Extracted records:
▽

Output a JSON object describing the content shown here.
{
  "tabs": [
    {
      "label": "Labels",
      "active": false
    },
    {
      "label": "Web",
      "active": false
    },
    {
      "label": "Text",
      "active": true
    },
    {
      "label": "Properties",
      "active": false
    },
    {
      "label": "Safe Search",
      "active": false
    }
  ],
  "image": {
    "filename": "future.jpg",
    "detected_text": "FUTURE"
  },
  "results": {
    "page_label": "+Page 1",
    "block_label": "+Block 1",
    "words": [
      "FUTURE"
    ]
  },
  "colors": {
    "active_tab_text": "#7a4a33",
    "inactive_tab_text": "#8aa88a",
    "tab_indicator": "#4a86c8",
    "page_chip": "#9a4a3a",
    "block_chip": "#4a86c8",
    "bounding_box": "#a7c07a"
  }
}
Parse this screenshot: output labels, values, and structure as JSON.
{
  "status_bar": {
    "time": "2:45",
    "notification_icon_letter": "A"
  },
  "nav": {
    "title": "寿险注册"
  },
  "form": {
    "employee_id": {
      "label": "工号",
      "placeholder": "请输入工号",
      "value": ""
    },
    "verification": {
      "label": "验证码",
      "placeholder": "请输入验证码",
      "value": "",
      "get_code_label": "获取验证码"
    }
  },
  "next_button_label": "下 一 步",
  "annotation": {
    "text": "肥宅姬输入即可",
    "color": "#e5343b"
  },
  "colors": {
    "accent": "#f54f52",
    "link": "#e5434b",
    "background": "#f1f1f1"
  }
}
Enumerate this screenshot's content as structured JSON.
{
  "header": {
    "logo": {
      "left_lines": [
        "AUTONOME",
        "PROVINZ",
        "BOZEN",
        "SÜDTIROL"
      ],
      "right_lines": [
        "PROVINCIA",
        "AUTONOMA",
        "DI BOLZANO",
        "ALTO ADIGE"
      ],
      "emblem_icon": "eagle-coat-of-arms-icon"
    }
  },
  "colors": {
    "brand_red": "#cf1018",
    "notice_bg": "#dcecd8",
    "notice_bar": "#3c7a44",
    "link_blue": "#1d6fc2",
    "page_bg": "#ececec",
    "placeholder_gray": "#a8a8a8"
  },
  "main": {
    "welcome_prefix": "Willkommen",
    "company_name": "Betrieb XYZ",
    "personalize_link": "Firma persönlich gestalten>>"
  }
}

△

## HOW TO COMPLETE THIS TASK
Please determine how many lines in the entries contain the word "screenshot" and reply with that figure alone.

## THE COMPLETED TASK
2